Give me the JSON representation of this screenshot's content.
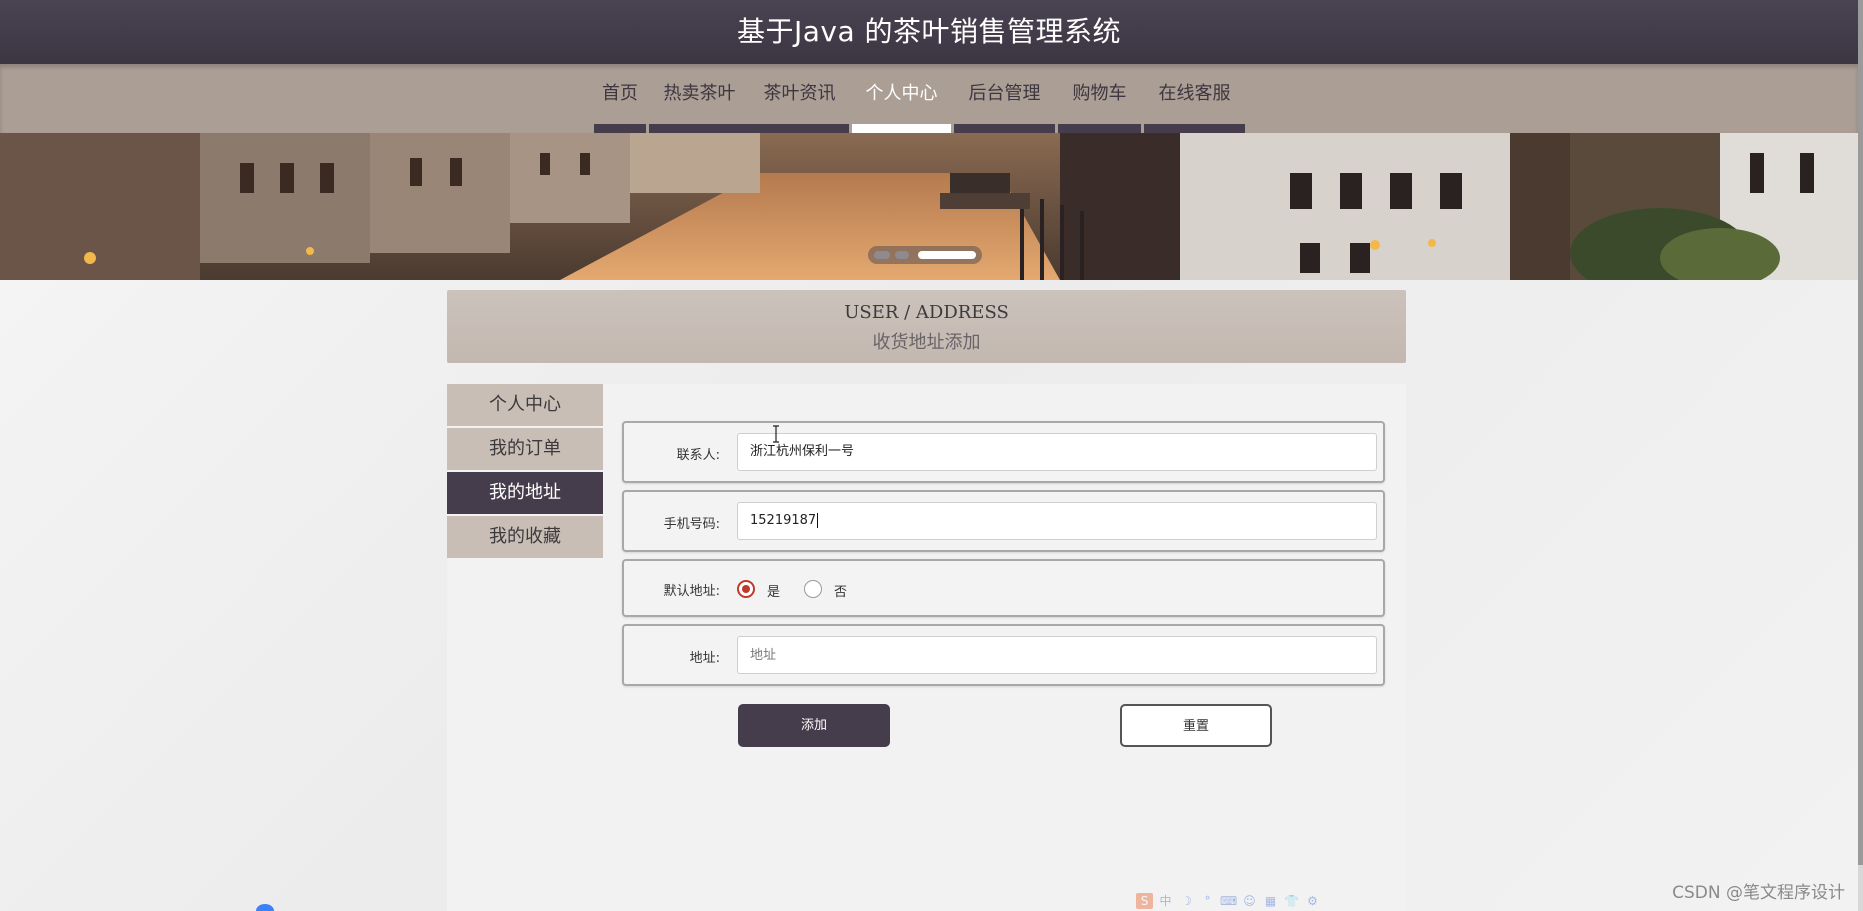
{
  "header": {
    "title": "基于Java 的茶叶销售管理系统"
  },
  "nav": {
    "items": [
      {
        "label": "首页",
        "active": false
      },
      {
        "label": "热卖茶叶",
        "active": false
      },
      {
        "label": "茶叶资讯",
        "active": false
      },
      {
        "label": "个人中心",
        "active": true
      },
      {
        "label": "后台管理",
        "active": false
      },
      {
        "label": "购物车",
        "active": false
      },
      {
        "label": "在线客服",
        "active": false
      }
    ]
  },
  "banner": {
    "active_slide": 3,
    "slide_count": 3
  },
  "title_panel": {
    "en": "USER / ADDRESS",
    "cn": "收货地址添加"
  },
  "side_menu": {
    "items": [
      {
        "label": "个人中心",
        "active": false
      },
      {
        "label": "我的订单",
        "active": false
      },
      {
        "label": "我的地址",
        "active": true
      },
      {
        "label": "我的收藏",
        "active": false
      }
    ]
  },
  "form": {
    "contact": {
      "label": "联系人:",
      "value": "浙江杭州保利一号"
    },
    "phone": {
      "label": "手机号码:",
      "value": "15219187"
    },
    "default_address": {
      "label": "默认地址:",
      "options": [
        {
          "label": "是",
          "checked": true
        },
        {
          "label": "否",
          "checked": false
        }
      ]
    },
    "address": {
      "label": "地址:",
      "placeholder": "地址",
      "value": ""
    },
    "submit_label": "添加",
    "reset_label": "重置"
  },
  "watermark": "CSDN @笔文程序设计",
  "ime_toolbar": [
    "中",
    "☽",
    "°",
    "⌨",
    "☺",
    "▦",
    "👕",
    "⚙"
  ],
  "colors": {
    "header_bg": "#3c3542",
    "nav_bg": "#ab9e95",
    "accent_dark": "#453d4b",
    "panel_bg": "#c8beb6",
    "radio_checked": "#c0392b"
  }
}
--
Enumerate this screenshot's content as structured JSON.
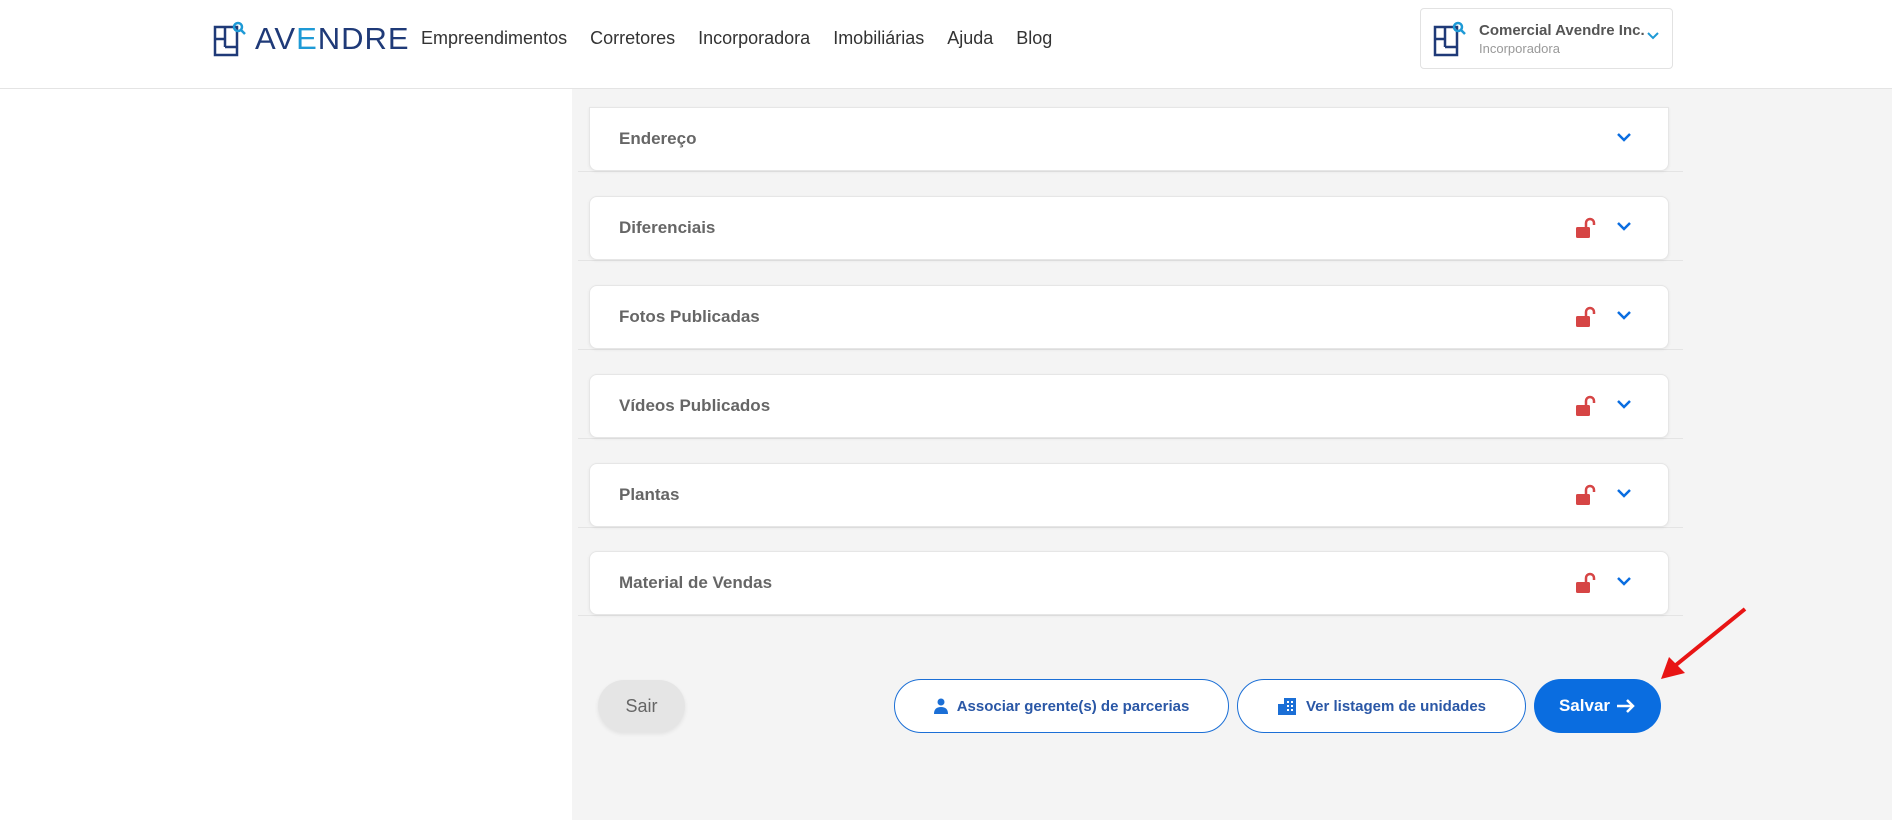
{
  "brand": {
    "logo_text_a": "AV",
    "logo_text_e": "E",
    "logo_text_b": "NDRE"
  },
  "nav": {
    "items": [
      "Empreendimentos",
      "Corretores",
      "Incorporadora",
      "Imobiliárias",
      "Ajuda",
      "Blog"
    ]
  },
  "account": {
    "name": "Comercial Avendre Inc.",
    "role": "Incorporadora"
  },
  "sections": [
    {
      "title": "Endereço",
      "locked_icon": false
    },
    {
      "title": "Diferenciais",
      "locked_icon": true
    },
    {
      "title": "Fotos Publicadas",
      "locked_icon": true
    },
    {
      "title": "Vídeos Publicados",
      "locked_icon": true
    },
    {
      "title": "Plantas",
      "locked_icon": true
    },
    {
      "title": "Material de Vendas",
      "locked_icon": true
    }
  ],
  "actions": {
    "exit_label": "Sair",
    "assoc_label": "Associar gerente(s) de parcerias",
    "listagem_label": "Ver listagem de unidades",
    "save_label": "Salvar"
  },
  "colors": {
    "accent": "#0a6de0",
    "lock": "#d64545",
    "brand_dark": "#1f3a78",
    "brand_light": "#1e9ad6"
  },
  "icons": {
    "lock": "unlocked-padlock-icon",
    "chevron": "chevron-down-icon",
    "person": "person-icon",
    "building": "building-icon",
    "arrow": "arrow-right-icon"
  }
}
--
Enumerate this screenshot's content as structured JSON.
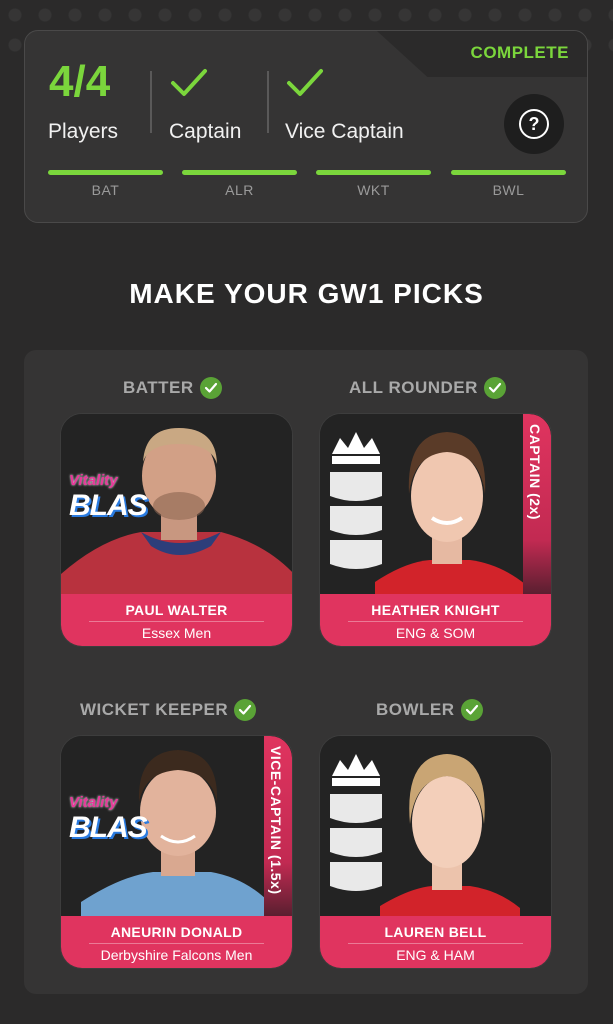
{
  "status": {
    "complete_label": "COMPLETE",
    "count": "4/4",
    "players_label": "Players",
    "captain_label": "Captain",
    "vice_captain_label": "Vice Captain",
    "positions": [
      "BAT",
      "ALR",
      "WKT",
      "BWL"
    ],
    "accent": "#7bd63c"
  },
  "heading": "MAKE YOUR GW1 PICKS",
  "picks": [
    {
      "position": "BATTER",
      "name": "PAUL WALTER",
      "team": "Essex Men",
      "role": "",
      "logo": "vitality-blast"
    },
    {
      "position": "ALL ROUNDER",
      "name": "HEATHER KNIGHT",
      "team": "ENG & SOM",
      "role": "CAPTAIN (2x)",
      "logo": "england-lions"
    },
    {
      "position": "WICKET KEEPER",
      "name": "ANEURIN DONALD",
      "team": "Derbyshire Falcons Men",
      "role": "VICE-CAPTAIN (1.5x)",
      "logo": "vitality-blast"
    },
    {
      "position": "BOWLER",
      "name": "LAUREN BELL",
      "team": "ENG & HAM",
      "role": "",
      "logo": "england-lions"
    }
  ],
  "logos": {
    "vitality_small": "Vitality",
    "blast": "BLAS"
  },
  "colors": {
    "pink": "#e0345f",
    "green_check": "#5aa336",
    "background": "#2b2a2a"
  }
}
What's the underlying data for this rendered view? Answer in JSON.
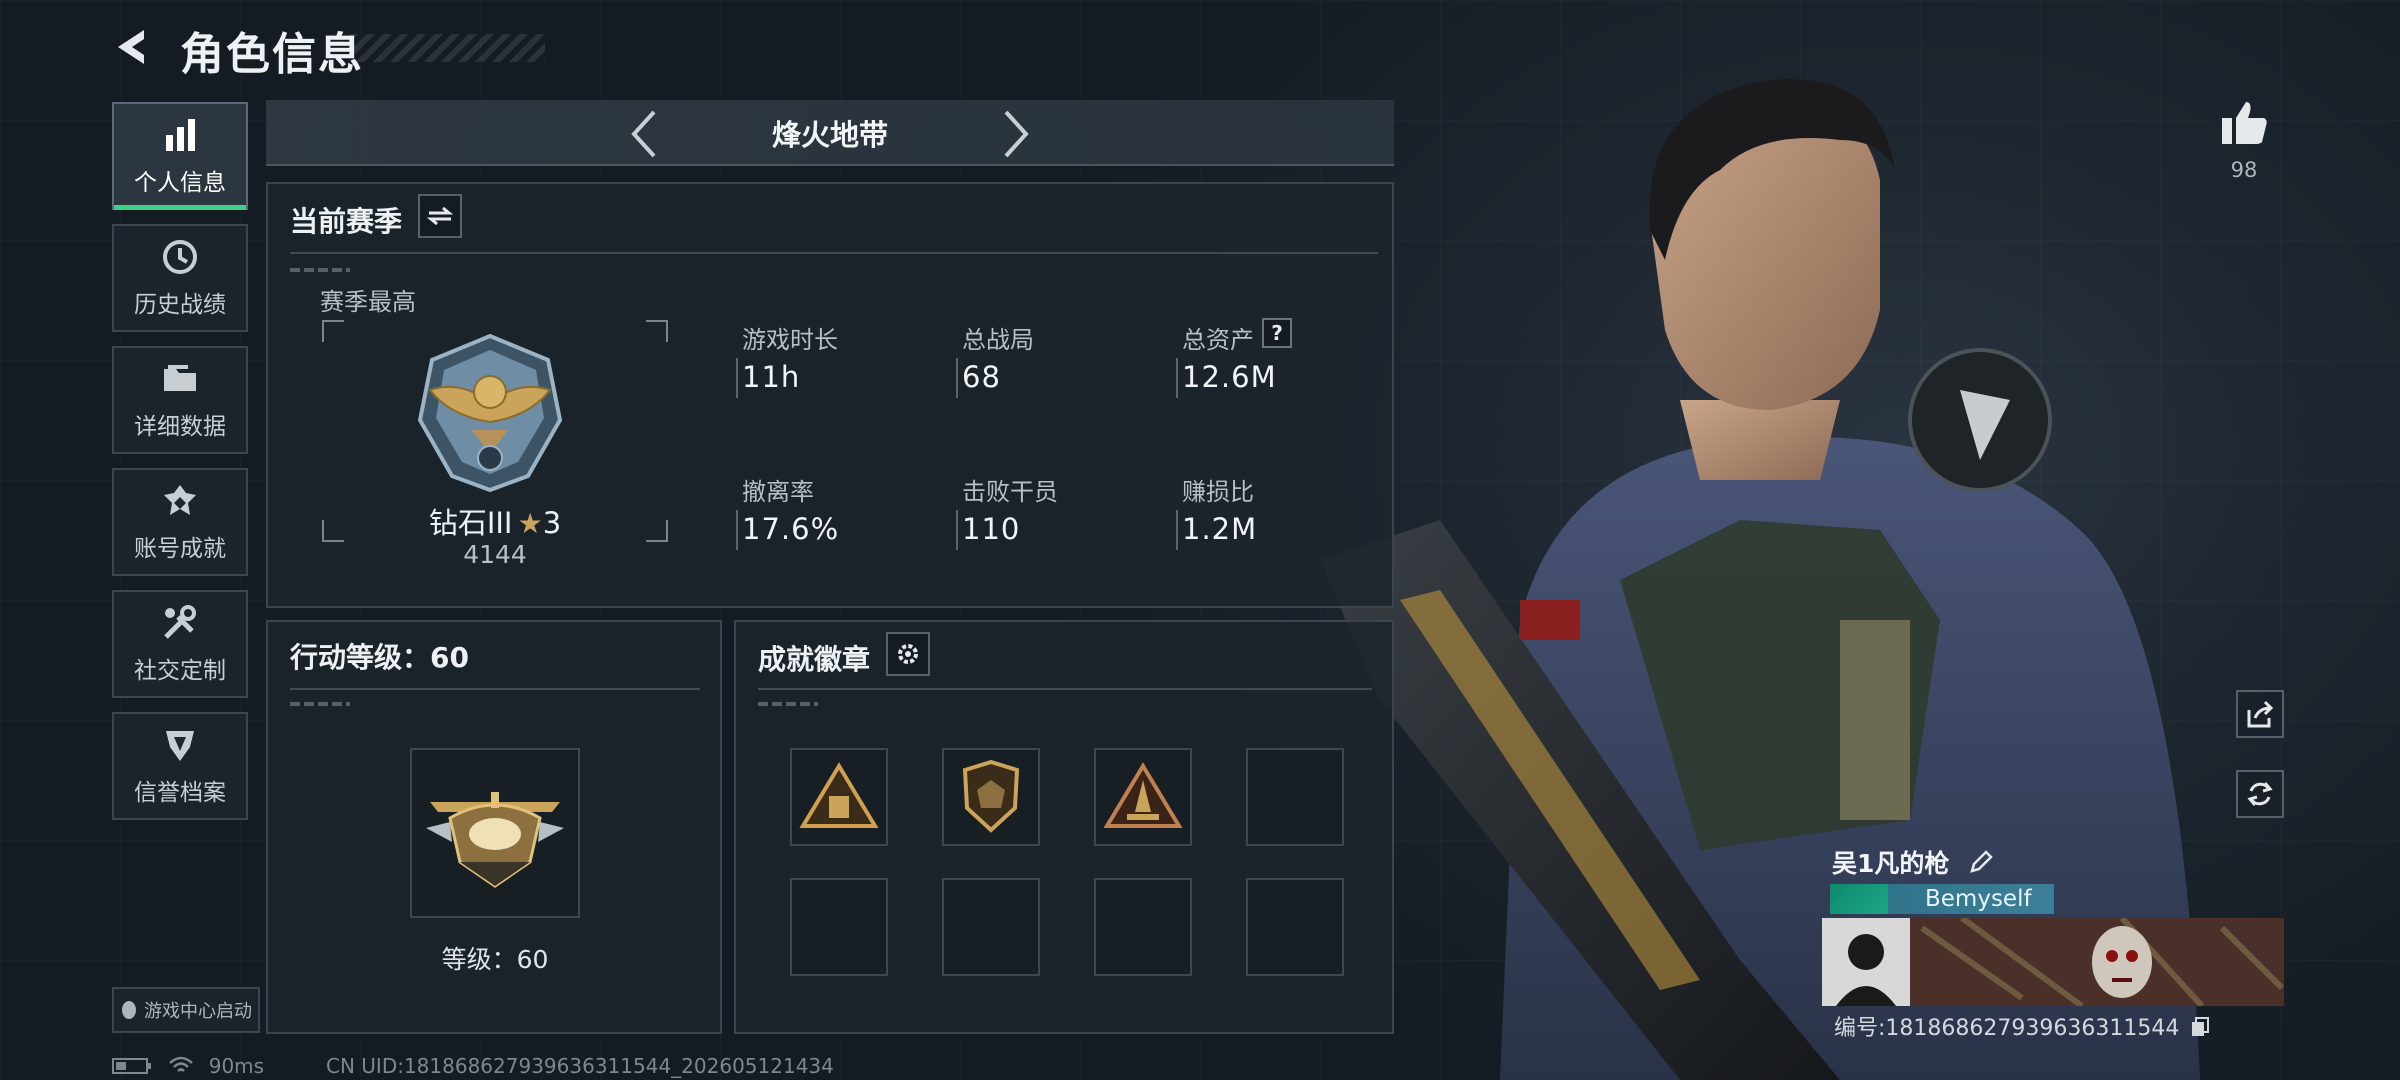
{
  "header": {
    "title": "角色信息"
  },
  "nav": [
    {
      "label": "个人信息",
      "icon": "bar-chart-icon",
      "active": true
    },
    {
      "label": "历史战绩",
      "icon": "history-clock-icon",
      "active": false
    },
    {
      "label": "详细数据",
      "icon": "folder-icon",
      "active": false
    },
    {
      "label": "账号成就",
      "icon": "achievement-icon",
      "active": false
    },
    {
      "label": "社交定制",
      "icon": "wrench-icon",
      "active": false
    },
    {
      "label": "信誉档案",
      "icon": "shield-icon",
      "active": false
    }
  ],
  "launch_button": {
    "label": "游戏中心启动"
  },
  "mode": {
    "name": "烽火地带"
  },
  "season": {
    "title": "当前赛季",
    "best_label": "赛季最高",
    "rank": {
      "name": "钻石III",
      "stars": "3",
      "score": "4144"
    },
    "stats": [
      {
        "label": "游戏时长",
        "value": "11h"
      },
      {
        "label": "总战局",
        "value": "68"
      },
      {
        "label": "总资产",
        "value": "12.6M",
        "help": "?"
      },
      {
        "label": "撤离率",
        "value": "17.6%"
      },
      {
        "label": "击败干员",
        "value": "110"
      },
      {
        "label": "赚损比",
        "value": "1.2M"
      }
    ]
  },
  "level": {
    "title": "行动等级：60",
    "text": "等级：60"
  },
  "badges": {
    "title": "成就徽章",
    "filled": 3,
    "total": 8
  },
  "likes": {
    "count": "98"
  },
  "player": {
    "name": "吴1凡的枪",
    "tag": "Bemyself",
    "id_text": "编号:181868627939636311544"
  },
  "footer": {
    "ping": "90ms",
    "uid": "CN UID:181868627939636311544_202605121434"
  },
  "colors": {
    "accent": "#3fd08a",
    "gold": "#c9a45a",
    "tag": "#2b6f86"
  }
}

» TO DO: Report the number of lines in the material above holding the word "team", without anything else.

» OUTPUT: 4